An estimated 3000 people attended the annular solar eclipse in May 2012, photos of which were posted on the department webpage. Visitors came from at least as far away as Kentucky. The AP did a story and a video interview with Prof. Richard Rand was picked up by the Washington Post, ABC news, Yahoo news, salon.com, The Huffington Post, and other websites. The website got nearly 10,000 views, and the internet feed of live eclipse images was appreciated by people as far away as Italy.

An estimated 1000 people attended the June 2012 Venus transit at the Campus Observatory. Via e-mail from Elgin, Illinois:

"As I sat in my living room west of Chicago tonight, I was able to see the transit of Venus thanks to the live feed from your telescope. Thank you so very much for making this opportunity available to the general public. I am not an astronomer (only an amateur stargazer), but I was fascinated by these pictures and felt part of a most important happening, celestially speaking! I Facebooked and E-mailed every friend I could think of and passed this link along so that they could share as well.

Please extend my heartfelt thanks to your staff at the telescope for this beautiful gift! What an experience!" 

P&A held an open house at the UNM Campus Observatory for the eclipse on Monday, August 21, 2017. Nearly 1,000 people and two local TV stations attended.

Faculty Achievements 2012-2020
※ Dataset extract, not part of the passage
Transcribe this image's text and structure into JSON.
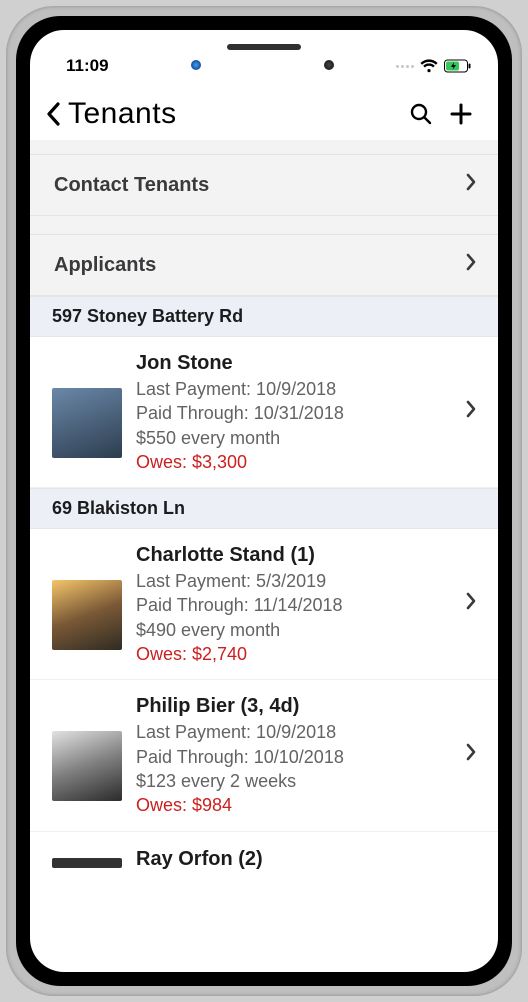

  • In summer of 2012, Prof. Wolfgang Rudolph took over as Chair
  • During 2013/14 Prof. Ivan Deutsch won UNM’s 59th Research Lectureship Award.
  • Starting in 2015, Prof. Trish Henning served as Interim Associated Vice President for Research, moving to a full-time position as Associate Vice President for Research.
  • Prof. Arash Mafi accepted the position as Interim Director of CHTM, and on 2/1/2018 became its regular director.
  • Prof. Ylva Pihlström was one of ten scientists to receive a 2017 Women in STEM award.
  • Prof. Richard Rand took over as Chair in 2019.
  • During 2018/19 Prof. Victor Acosta received three prestigious awards: a Google Daydream Research Award, a Cottrell Scholars Award, and a NIBIB Trailblazer Award for early investigators.
  • Prof. Ivan Deutsch received the APS Five Sigma Physicist Award in April 2019.
  • In early 2020 Distinguished Prof. Carl Caves was elected into the National Academy of Sciences, a significant honor.
  • Robert Young, a UNM alumnus in engineering from the 1950s, endowed $2M to support research in astrophysics and cosmology.  Late in his life, Mr. Young had become fascinated by the origin of the universe and wanted to support such research. The gift will endow the first named chair in the department.

New Building: PAÍS

PAÍS

After decades of planning, the Physics & Astronomy & Interdisciplinary Science building, (PAÍS), was built on UNM’s main campus on the site of a former reservoir at Yale and Redondo. This fabulous 137,000 sq ft. facility boasted state-of-the-art research labs for Physics and interdisciplinary research from other departments.

The building housed offices, meeting and seminar rooms, upper division teaching labs, and classrooms, including a 200-seat auditorium. At $66 million, it was the largest investment in science in the history of the state of New Mexico. Construction was completed by late summer 2019. PAÍS

The department did not have long to enjoy the new space. By mid-March 2020, the COVID-19 pandemic caused UNM faculty, students, and staff to shelter at home. The campus became eerily empty. Graduate students were not allowed in labs, so their research suffered substantial interruptions and delays. The academic year promised more challenges as we coped with budget setbacks and remote instruction.

Yet, as we enter the twenty-first century, we are hopeful about the prospect of new discoveries in our research and continue to do our very best to provide a solid education for our students.